Similarly, they need to decide how much they can afford to spend on the service, infrastructure and support to meet certain standards of availability and reliability of the system. Another factor that impacts system availability is maintainability, which refers to how quickly technicians detect, locate, and restore asset functionality after downtime. Just like with asset reliability, the higher the maintainability, the higher the availability. This characteristic is commonly measured using a KPI called mean-time-to-repair (MTTR).
The system or component in question will be available 99.999% of the time. Such systems could only be down five minutes a year, so five nines is a high level of reliability. Organizations relying on high-availability systems often require a minimum of four nines or less than an hour of downtime per year.
Reliability refers to the probability that the system will meet certain performance standards in yielding correct output for a desired time duration. System availability is calculated by dividing uptime by the total sum of uptime and downtime. Proper planning and cloud visualization can help you address faults quickly so that they don’t become huge problems that keep people from accessing your cloud offerings.
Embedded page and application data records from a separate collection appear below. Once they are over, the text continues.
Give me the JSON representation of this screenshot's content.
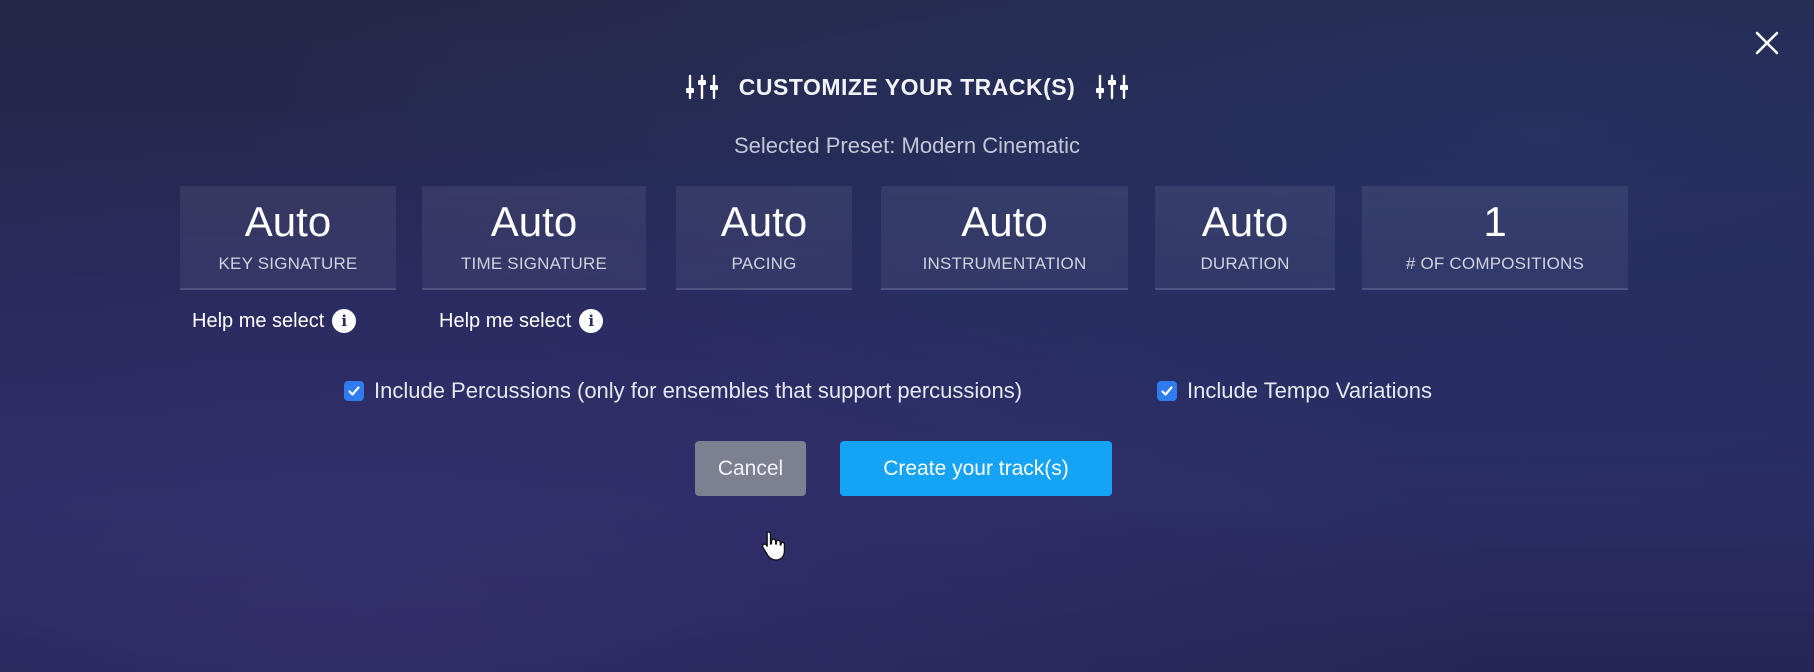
{
  "dialog": {
    "title": "CUSTOMIZE YOUR TRACK(S)",
    "preset_label": "Selected Preset: Modern Cinematic",
    "close_icon": "close-icon",
    "title_icon": "sliders-icon"
  },
  "settings": [
    {
      "value": "Auto",
      "label": "KEY SIGNATURE"
    },
    {
      "value": "Auto",
      "label": "TIME SIGNATURE"
    },
    {
      "value": "Auto",
      "label": "PACING"
    },
    {
      "value": "Auto",
      "label": "INSTRUMENTATION"
    },
    {
      "value": "Auto",
      "label": "DURATION"
    },
    {
      "value": "1",
      "label": "# OF COMPOSITIONS"
    }
  ],
  "help": [
    {
      "label": "Help me select",
      "icon": "info-icon"
    },
    {
      "label": "Help me select",
      "icon": "info-icon"
    }
  ],
  "options": [
    {
      "label": "Include Percussions (only for ensembles that support percussions)",
      "checked": true
    },
    {
      "label": "Include Tempo Variations",
      "checked": true
    }
  ],
  "buttons": {
    "cancel": "Cancel",
    "create": "Create your track(s)"
  },
  "colors": {
    "accent": "#14a3f5",
    "checkbox": "#2f7cf0",
    "cancel_bg": "#7d8090",
    "background": "#26295a"
  }
}
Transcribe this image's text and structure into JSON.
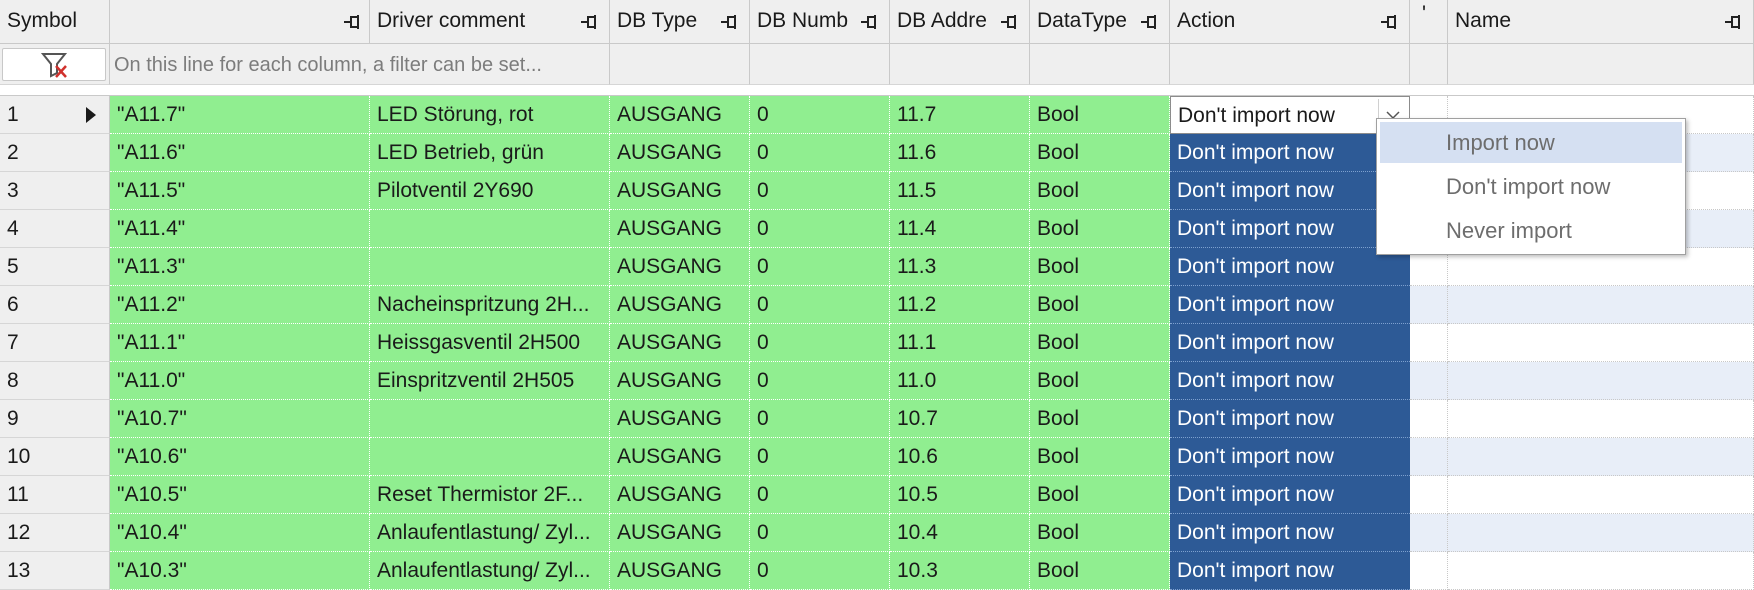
{
  "columns": [
    {
      "label": "Symbol"
    },
    {
      "label": "Driver comment"
    },
    {
      "label": "DB Type"
    },
    {
      "label": "DB Numb"
    },
    {
      "label": "DB Addre"
    },
    {
      "label": "DataType"
    },
    {
      "label": "Action"
    },
    {
      "label": "'"
    },
    {
      "label": "Name"
    }
  ],
  "filter": {
    "placeholder": "On this line for each column, a filter can be set..."
  },
  "rows": [
    {
      "num": "1",
      "symbol": "\"A11.7\"",
      "comment": "LED Störung, rot",
      "dbtype": "AUSGANG",
      "dbnum": "0",
      "dbaddr": "11.7",
      "datatype": "Bool",
      "action": "Don't import now"
    },
    {
      "num": "2",
      "symbol": "\"A11.6\"",
      "comment": "LED Betrieb, grün",
      "dbtype": "AUSGANG",
      "dbnum": "0",
      "dbaddr": "11.6",
      "datatype": "Bool",
      "action": "Don't import now"
    },
    {
      "num": "3",
      "symbol": "\"A11.5\"",
      "comment": "Pilotventil 2Y690",
      "dbtype": "AUSGANG",
      "dbnum": "0",
      "dbaddr": "11.5",
      "datatype": "Bool",
      "action": "Don't import now"
    },
    {
      "num": "4",
      "symbol": "\"A11.4\"",
      "comment": "",
      "dbtype": "AUSGANG",
      "dbnum": "0",
      "dbaddr": "11.4",
      "datatype": "Bool",
      "action": "Don't import now"
    },
    {
      "num": "5",
      "symbol": "\"A11.3\"",
      "comment": "",
      "dbtype": "AUSGANG",
      "dbnum": "0",
      "dbaddr": "11.3",
      "datatype": "Bool",
      "action": "Don't import now"
    },
    {
      "num": "6",
      "symbol": "\"A11.2\"",
      "comment": "Nacheinspritzung 2H...",
      "dbtype": "AUSGANG",
      "dbnum": "0",
      "dbaddr": "11.2",
      "datatype": "Bool",
      "action": "Don't import now"
    },
    {
      "num": "7",
      "symbol": "\"A11.1\"",
      "comment": "Heissgasventil 2H500",
      "dbtype": "AUSGANG",
      "dbnum": "0",
      "dbaddr": "11.1",
      "datatype": "Bool",
      "action": "Don't import now"
    },
    {
      "num": "8",
      "symbol": "\"A11.0\"",
      "comment": "Einspritzventil 2H505",
      "dbtype": "AUSGANG",
      "dbnum": "0",
      "dbaddr": "11.0",
      "datatype": "Bool",
      "action": "Don't import now"
    },
    {
      "num": "9",
      "symbol": "\"A10.7\"",
      "comment": "",
      "dbtype": "AUSGANG",
      "dbnum": "0",
      "dbaddr": "10.7",
      "datatype": "Bool",
      "action": "Don't import now"
    },
    {
      "num": "10",
      "symbol": "\"A10.6\"",
      "comment": "",
      "dbtype": "AUSGANG",
      "dbnum": "0",
      "dbaddr": "10.6",
      "datatype": "Bool",
      "action": "Don't import now"
    },
    {
      "num": "11",
      "symbol": "\"A10.5\"",
      "comment": "Reset Thermistor 2F...",
      "dbtype": "AUSGANG",
      "dbnum": "0",
      "dbaddr": "10.5",
      "datatype": "Bool",
      "action": "Don't import now"
    },
    {
      "num": "12",
      "symbol": "\"A10.4\"",
      "comment": "Anlaufentlastung/ Zyl...",
      "dbtype": "AUSGANG",
      "dbnum": "0",
      "dbaddr": "10.4",
      "datatype": "Bool",
      "action": "Don't import now"
    },
    {
      "num": "13",
      "symbol": "\"A10.3\"",
      "comment": "Anlaufentlastung/ Zyl...",
      "dbtype": "AUSGANG",
      "dbnum": "0",
      "dbaddr": "10.3",
      "datatype": "Bool",
      "action": "Don't import now"
    }
  ],
  "dropdown": {
    "options": [
      {
        "label": "Import now"
      },
      {
        "label": "Don't import now"
      },
      {
        "label": "Never import"
      }
    ]
  },
  "colors": {
    "matched_row": "#90ee90",
    "action_selected": "#2d5a96",
    "alt_row": "#e8eef8",
    "highlight": "#d5e0f2"
  }
}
Two meaningful metrics used in this evaluation are Reliability and Availability. Often mistakenly used interchangeably, both terms have different meanings, serve different purposes, and can incur different cost to maintain desired standards of service levels. Monitoring systems aren’t much use if action isn’t taken to fix the issues identified. To be most effective in maintaining system availability, establish processes and procedures that your team can follow to help diagnose issues and easily fix common failure scenarios.
Availability is the assurance that an enterprise’s IT infrastructure has suitable recoverability and protection from system failures, natural disasters or malicious attacks. For critical infrastructure, such as hospital emergency rooms or power supply to nuclear power cooling plants, even the six-nines could potentially risk human lives. For such specific use cases, several redundant layers of IT system and utility power infrastructure are deployed to reach High Availability figures close to 100%, such as nine-nines or perhaps, even better. Similarly, it is important to mention the difference between high availability and disaster recovery here.
Effective preventive maintenance is planned and scheduled based on real-time data insights, often using software like a CMMS. For example, an asset that never experiences unplanned downtime is 100 percent reliable but if it is shut down every 10 hours for routine maintenance, it would only be 90 percent available. System availability and asset reliability go hand-in-hand because if an asset is more reliable, it’s also going to be more available.